As a Pastor in the rice fields of rural Thailand, Chansamone Saiyasak assumes many roles.
He's a cultural anthropologist, studying the Buddhist and animistic beliefs that dominate the northeast part of the country, known as the Isan region. Practices like consulting witch doctors are common.
He's a human rights activist. After more than 170 years of Protestant missionary efforts in Thailand, only about 1 percent of the country's 65 million people are Christians. When believers face opposition—many Thai derisively call Christianity sasana farang, the "religion of the foreigner"—Saiyasak publicly defends them.
He's also a provider. When local children need food or education—continual necessities in Thailand—Saiyasak and members of his ministry, Mekong Evangelical Mission (MEM), step up.
And when Sunday morning rolls around, he's a pastor-evangelist, sharing the Good News with those who attend his church.
Saiyasak, 44, was born across the Mekong River that runs along the eastern border of Thailand, in war-torn Laos. His journey took him halfway around the world to a church in Antioch, Tennessee, and a Ph.D. program in Brussels, Belgium. He now runs an organization in Thailand that oversees nine churches, multiple businesses, a seminary, a radio ministry, an orphanage, and a school.
When Eternity Touched Reality

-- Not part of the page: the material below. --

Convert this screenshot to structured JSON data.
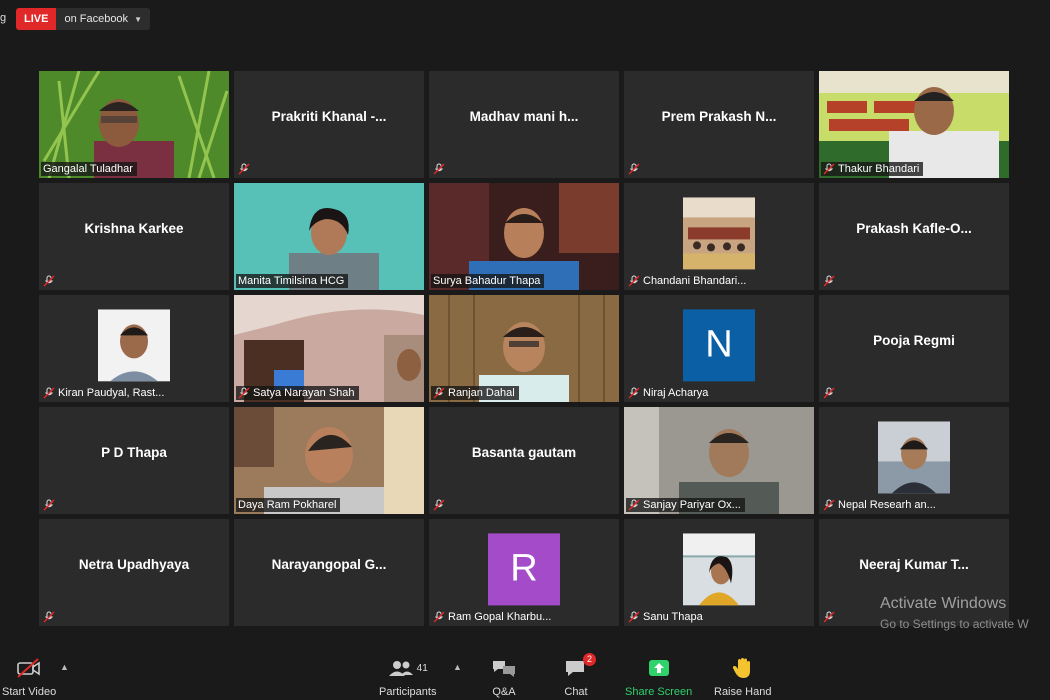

In the 1970s, Saiyasak's family fled Laos in the wake of the Vietnam War. They lived in a refugee camp in Thailand for two years until being accepted into the United States and plopped by the government into a Nashville ghetto. Saiyasak was about 11 at the time, the oldest of seven children. His family spoke no English and were some of the few Laotians in the predominantly African American housing project. ...1